### Exercise details
Locate the string "usenet" throughout the material and copy every line in which it occurs.

### Material provided
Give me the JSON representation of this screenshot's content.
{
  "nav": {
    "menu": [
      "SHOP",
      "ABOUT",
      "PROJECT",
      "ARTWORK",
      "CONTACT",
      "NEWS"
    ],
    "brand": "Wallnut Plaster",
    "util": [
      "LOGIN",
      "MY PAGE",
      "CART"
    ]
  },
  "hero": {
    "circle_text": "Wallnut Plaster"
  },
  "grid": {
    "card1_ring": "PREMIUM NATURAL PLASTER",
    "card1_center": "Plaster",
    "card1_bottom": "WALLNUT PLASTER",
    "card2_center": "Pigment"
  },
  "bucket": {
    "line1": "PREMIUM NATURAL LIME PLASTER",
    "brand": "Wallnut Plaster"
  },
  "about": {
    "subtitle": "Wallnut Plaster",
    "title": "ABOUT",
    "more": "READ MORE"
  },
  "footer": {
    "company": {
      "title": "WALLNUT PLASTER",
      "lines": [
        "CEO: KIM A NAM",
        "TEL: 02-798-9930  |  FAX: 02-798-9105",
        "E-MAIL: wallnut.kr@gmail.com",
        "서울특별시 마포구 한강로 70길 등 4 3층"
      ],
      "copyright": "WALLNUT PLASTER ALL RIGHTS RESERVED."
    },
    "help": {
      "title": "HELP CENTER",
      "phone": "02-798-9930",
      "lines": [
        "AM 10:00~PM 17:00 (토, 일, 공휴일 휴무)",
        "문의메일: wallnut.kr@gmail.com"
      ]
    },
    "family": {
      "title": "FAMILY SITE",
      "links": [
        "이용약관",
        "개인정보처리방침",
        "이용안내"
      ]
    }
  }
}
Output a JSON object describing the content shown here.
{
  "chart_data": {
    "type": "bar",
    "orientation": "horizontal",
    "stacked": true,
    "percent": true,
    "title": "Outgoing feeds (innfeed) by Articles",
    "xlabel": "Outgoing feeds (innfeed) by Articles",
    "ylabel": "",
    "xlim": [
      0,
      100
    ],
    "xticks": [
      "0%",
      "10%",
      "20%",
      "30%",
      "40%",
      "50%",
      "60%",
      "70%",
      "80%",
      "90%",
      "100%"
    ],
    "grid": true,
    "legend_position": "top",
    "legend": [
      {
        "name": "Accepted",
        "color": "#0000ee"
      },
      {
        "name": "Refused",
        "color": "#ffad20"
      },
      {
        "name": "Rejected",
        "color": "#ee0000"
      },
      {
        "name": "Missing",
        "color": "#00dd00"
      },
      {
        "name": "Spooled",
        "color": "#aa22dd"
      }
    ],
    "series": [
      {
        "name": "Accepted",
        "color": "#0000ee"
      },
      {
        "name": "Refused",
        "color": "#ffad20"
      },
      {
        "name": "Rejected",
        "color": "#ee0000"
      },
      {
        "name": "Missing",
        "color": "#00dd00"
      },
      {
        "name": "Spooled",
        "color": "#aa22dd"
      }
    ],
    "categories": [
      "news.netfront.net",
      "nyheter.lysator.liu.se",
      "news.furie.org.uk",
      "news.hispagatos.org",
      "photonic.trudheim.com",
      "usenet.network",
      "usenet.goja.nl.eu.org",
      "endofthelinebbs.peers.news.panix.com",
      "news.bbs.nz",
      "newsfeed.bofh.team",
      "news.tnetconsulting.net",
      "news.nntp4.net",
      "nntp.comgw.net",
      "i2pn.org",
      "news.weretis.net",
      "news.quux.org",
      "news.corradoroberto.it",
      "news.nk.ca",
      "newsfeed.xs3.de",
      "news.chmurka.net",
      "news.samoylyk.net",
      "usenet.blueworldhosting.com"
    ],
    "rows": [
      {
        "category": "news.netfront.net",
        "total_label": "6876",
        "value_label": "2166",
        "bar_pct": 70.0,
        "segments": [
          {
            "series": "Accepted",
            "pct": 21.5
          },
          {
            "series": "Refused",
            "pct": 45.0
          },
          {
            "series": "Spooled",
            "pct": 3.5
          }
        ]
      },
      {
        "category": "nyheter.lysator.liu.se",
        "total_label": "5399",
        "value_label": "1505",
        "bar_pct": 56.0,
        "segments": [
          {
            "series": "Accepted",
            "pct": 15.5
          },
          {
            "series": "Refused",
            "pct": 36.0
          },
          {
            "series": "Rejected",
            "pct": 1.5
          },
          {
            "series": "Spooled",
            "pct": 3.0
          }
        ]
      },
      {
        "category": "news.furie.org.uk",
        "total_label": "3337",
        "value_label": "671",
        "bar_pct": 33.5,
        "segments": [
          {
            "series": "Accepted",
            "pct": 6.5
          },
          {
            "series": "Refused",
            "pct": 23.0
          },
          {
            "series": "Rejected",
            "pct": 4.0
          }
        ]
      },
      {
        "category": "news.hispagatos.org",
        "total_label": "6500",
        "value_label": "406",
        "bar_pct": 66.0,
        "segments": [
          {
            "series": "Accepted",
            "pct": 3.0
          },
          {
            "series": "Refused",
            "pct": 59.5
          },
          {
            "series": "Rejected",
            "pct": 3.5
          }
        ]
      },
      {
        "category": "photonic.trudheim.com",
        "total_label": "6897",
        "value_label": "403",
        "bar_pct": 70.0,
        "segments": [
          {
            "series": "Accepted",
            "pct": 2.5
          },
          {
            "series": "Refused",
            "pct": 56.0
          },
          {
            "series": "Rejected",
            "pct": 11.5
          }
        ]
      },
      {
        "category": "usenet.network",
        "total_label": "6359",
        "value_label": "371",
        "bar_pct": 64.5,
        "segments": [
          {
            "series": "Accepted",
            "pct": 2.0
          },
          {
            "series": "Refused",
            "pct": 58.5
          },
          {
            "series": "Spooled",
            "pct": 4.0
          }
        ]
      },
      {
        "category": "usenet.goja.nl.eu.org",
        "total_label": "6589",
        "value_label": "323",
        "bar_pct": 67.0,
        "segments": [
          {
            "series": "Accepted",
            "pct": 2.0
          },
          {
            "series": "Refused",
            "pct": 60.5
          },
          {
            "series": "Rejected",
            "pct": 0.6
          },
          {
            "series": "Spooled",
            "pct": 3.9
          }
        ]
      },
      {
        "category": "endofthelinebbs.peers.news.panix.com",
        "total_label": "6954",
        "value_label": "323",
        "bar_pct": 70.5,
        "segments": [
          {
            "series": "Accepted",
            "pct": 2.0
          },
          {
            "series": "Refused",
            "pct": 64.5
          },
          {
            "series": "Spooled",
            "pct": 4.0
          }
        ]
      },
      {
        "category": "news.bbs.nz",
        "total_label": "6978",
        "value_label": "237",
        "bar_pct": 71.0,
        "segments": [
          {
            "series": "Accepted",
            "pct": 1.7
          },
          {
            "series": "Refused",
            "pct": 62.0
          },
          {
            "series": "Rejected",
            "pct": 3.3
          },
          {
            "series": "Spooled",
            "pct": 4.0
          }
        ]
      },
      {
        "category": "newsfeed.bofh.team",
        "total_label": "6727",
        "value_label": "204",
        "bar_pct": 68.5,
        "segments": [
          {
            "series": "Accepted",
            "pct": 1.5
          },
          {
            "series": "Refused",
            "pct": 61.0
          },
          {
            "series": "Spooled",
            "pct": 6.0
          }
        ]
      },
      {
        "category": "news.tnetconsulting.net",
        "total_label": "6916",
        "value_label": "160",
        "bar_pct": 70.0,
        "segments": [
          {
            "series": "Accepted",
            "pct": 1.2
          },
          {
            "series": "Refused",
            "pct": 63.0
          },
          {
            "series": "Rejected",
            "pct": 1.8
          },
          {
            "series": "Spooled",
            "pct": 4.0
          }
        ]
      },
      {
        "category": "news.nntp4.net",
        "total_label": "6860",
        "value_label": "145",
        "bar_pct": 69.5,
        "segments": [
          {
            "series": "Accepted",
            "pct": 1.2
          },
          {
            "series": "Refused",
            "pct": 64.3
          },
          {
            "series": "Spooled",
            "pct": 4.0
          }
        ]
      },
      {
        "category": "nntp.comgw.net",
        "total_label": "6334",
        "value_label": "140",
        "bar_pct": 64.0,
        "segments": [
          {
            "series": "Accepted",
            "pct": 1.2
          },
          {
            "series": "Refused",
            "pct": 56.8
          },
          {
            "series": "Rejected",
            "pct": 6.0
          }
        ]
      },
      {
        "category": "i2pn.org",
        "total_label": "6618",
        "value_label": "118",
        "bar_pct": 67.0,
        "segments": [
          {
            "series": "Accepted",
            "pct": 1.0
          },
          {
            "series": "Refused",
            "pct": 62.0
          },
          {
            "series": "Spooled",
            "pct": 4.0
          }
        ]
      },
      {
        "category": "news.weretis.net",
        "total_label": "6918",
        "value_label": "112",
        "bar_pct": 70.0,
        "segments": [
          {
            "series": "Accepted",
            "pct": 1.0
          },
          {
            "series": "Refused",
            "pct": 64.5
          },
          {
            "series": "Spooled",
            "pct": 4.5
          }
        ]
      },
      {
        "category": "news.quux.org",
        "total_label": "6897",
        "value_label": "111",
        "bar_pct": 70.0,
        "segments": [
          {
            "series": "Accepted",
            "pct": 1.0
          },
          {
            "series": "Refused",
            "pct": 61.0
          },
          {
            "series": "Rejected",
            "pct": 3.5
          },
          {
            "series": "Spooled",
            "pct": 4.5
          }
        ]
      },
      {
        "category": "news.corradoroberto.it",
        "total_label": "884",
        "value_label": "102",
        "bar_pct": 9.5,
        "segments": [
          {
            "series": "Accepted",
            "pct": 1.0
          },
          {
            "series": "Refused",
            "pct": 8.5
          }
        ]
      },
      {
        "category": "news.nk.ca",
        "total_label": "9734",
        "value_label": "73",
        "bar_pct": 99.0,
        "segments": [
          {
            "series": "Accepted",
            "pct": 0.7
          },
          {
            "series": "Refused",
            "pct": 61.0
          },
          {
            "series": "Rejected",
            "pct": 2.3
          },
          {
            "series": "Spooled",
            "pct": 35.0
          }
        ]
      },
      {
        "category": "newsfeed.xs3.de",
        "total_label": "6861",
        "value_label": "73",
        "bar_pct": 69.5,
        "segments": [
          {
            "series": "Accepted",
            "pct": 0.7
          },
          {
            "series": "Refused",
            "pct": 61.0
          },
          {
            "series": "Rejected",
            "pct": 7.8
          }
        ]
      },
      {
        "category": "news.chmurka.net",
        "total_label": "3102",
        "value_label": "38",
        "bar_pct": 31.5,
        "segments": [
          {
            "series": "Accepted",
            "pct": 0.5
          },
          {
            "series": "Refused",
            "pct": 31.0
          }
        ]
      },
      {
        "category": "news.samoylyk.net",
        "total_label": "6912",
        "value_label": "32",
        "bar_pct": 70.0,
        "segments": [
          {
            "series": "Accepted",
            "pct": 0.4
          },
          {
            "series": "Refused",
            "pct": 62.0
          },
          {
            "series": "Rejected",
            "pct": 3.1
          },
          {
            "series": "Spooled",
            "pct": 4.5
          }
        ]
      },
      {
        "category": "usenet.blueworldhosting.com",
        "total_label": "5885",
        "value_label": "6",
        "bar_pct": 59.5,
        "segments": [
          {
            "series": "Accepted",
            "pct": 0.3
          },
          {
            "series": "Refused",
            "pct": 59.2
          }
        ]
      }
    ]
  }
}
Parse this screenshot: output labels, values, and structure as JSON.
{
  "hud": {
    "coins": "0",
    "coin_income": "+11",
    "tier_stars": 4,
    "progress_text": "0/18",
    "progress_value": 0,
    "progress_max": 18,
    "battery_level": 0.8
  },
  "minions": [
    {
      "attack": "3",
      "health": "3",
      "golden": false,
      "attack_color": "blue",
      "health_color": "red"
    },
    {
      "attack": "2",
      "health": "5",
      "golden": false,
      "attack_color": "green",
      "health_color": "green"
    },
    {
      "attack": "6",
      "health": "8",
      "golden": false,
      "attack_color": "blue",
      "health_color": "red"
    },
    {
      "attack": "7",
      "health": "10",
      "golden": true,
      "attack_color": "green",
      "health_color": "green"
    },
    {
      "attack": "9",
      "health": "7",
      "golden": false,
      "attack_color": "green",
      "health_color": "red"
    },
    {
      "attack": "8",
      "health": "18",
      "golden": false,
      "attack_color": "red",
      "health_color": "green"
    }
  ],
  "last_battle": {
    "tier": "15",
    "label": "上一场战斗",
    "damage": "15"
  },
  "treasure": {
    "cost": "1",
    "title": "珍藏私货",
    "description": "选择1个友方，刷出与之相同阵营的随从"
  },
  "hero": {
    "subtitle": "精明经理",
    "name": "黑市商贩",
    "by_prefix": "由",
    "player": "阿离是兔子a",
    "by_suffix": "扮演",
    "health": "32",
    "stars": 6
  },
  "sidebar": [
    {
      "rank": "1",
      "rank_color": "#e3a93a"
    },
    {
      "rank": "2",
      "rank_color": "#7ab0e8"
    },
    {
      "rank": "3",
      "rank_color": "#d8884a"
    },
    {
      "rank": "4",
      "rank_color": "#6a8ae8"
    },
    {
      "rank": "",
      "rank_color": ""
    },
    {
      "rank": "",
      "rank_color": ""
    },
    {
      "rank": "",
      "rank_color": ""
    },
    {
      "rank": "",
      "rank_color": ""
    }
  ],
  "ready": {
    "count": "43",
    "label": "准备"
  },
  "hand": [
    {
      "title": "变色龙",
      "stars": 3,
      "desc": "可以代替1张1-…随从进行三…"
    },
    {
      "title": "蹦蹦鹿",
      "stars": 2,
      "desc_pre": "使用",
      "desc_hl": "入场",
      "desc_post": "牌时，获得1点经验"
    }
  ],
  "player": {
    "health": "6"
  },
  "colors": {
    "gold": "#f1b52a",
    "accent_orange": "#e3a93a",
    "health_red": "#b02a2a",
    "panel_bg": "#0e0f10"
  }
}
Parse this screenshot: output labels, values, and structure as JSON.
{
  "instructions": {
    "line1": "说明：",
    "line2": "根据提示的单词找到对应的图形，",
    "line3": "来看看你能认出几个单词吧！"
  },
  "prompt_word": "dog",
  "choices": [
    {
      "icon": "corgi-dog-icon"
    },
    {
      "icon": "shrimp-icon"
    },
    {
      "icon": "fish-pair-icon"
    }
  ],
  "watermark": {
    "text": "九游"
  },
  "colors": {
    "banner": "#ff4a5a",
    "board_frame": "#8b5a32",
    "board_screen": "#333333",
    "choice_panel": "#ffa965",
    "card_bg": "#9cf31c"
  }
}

### Exercise answer
      "usenet.network",
      "usenet.goja.nl.eu.org",
      "usenet.blueworldhosting.com"
        "category": "usenet.network",
        "category": "usenet.goja.nl.eu.org",
        "category": "usenet.blueworldhosting.com",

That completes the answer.